SDA faculty help student-athletes tackle microaggressions

Students holding hands behind another student in a USC sweatshirt acting

USC student-athletes performed in skits and scenes to grapple with the topic of religious microaggressions. Photo by Geoffrey Waring.

Earlier this semester, USC School of Dramatic Arts faculty members Anita Dashiell-Sparks and Brent Blair worked with the university’s student-athletes to use theatre skills to react in the face of microaggressions and discrimination. The event was the result of a collaboration between the School of Dramatic Arts’ Office of Diversity, Equity, and Inclusion and its Institute for Theatre & Social Change and cross campus partners, including USC Athletics and the USC Office of Spiritual Life.

The focus of the event was religious microaggressions, and skits and scenes were used that highlighted real-life scenarios experienced by students, including being singled out for a religious-based dietary restriction by an overwhelmed caterer and coming out to one’s parents about having a change of faith while studying in college. Student-athletes and coaches from across all of USC’s sports teams attended and enthusiastically participated, being called on to interact with the scenarios and, for some, to get on stage and act out what they would have done differently.

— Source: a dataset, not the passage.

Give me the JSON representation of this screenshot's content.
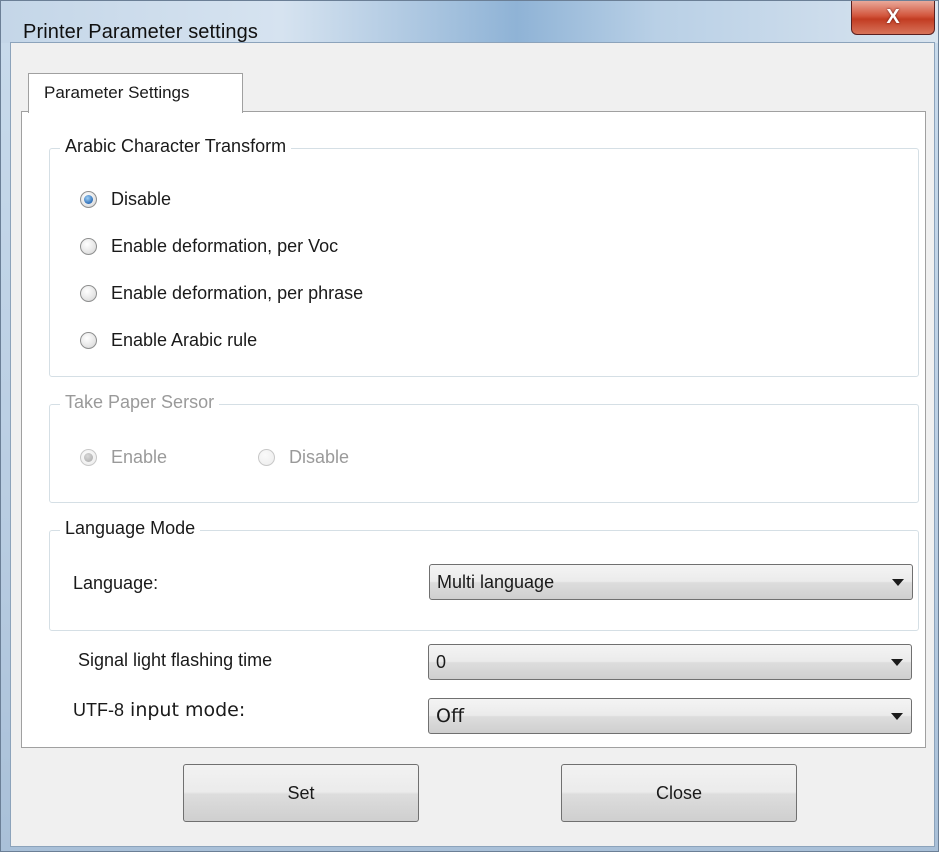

Once the situations were portrayed by student actors participating in the event, the student-athletes would vote with screams and cheers on which skit hit closest to home. Volunteer student-athletes from the crowd would then be called to join the actors on stage, either to replace a character or to become a new character in the scene, to test out ways that the new addition could make the scenario end differently. They joined the actors onstage, trying a variety of tactics, some successful, some less successful, to make the scene end more happily—and equitably—for all involved.

“Dealing with challenging and complex issues through theatre is impactful and powerful because it provokes dialogue and invites everyone to actively strategize and practice other possibilities of interventions that supports and advocates for the person in need,” event co-creator Anita Dashiell-Sparks explained. “This interactive empathetic experience humanizes everyone involved in the situation.”

(l to r): Varun Soni, Eboo Patel and Najuma Smith Pollard formed a panel to lend their expertise to discussing the scenarios portrayed by the student-athletes. Photo by Geoffrey Waring.

Centering patience and grappling with nuance

The interactive portion of the event was followed by a panel of experts on religious life led by Varun Soni, Dean of Religious Life at USC. Other panel members included Najuma Smith Pollard, Assistant Director of Community and Public Engagement at the USC Center for Religion and Civic Culture, and Eboo Patel, founder of Interfaith America.

The panel held a frank discussion of the interactive performances in which the student-athletes had just participated, lending their experience and expertise on dealing with the complexities of religious issues in the context of university athletics.

“The situations that were depicted tonight are nuanced. They’re challenging,” Dr. Soni said. “The remedies and outcomes can be messy. Even if you have the best intentions, there aren’t always clear answers.”

Rev. Dr. Smith Pollard commented on the final scene, wherein the student came out to his parents as no longer identifying with their religion. Dr. Smith Pollard acknowledged the particular difficulty of religious disagreements between close friends and loved ones, and advocated for patience.

“Part of what we can offer to our family members and friends is the grace of patience,” she said. “If we can center patience, we can get there over time.”

The biggest moment of tension in the event occurred when Dr. Patel confessed to being a die-hard Notre Dame fan. The Trojan student-athletes were won over, however, with his appreciation for USC’s stellar athletics programs and his keen insights on the special role of athletics in a diverse society. Dr. Patel recalled a scene from Monday Night Football wherein Kansas City Chiefs safety Husain Abdullah was flagged for unsportsmanlike conduct after performing an Islamic prayer.

“The ref didn’t recognize it. He made a huge mistake in front of millions of people on national television, and the NFL had to apologize the next day,” Dr. Patel said. “That’s an example of what it feels like sometimes to be a religious minority.”

The Trojan student-athletes were engaged and energetic in their participation with both the theatrical scenes and the panel, coming away with new insights on how they would react in the face of thorny and difficult conflicts relating to religion and sports.

Dr. Patel noted how important such training was by pointing out the profound role that athletics plays in American society.

“In order for a diverse democracy to run, especially a religiously diverse democracy, it has to have spaces where people from very different identities learn to cooperate,” Dr. Patel pointed out, to murmurs of recognition and approval from the student-athletes. “That happens here more profoundly than anywhere else.”